About me: My name is Solène Rapenne. I like learning and sharing experiences about IT stuff. Hobbies: '(BSD OpenBSD h+ Lisp cmdline gaming internet-stuff Crossbow). I love percent and lambda characters. OpenBSD developer solene@.

Contact me: solene on Freenode, solene+www at dataswamp dot org or solene@bsd.network (mastodon)

Managing passwords using ed and gpg2

Written by Solène, on 02 October 2019.
Tags: #security

Years ago, I have read a blog post about managing your passwords using ed and gpg, unfortunately, I can not remember the author. Two years ago, I decided to give it a try because the few tools I tried were too obscure, required databases, were too complicated to use.

The principle is easy: - run /bin/ed (without rlwrap) - use r !gpg2 to load protected file - use W !gpg2 to save file

Why ed? Because it does not save any temporary file.
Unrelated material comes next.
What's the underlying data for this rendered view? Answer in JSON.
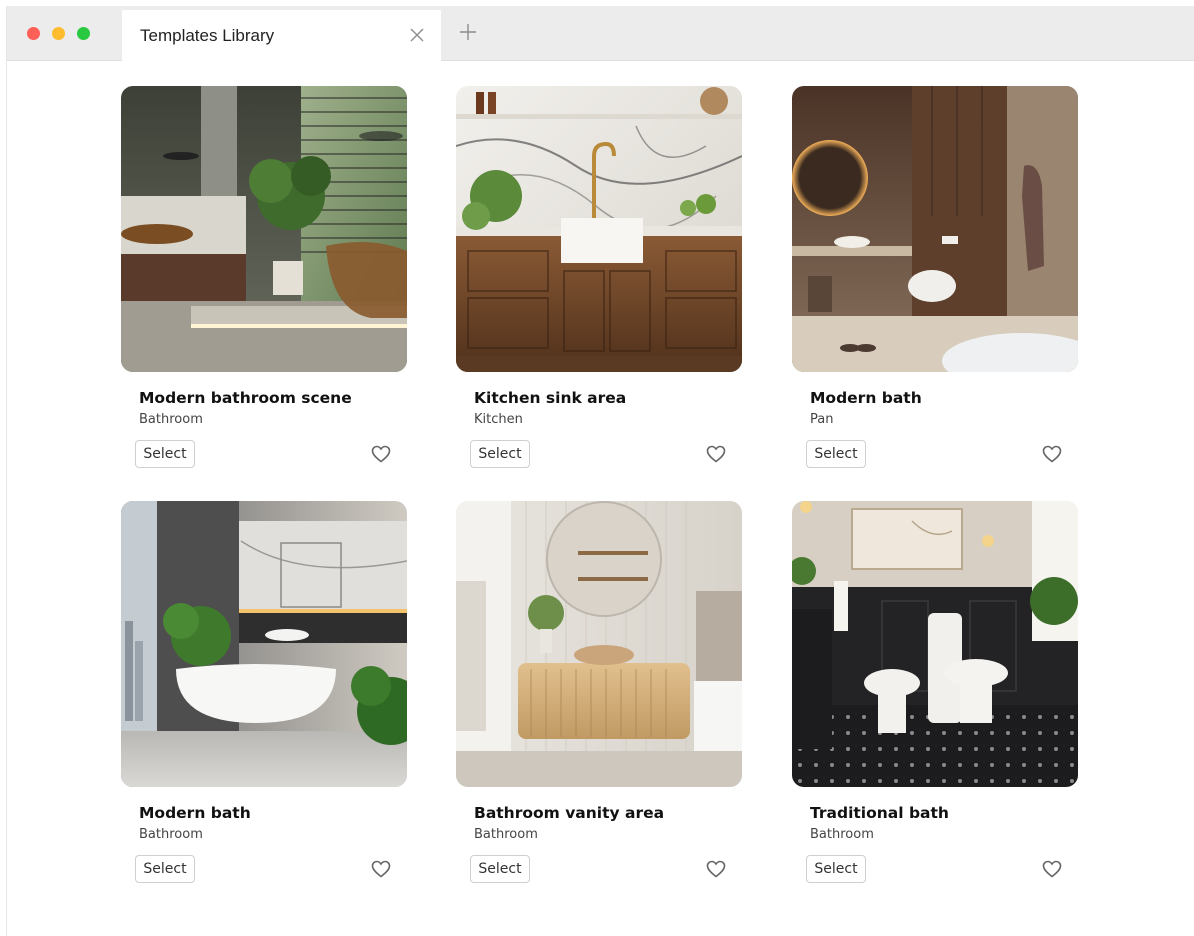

I use two different methods, depending I want to get a password or if I want to add/change a password.

Writing / changing

# something
my login / my password
some annotation if required
W !gpg2 -r solene@mydomain -e > .password

Now I have a .password file requiring my private gpg key to be decrypted.


As I could use ed but I don’t want to type anything, I decrypt the file and pipe it to less.

gpg2 -d < .password | less

Tips: easy reminder

As I sometimes forget about the gpg commands and my command to generate new passwords, I have put those 3 lines as a reminder at the top of the file.

W !gpg2 -r solene@domain -e > .password
r !gpg2 -d < .password
pwgen -cnys 20

Tips: works for everything

You can have multiples files like .password-personal .password-work or you can use it for anything you want.

Tips: scripting ed

While it is possible to send some init commands to ed it has some limitations.

You can use ( echo "r !gpg2 -d < .password" ; cat - ) | /bin/ed so ed will receive the read command and then cat will wait for your inputs to send it to ed, it works, but if you type a newline in ed without any command, cat will end and so ed will exits. It works but it is a bit clumsy.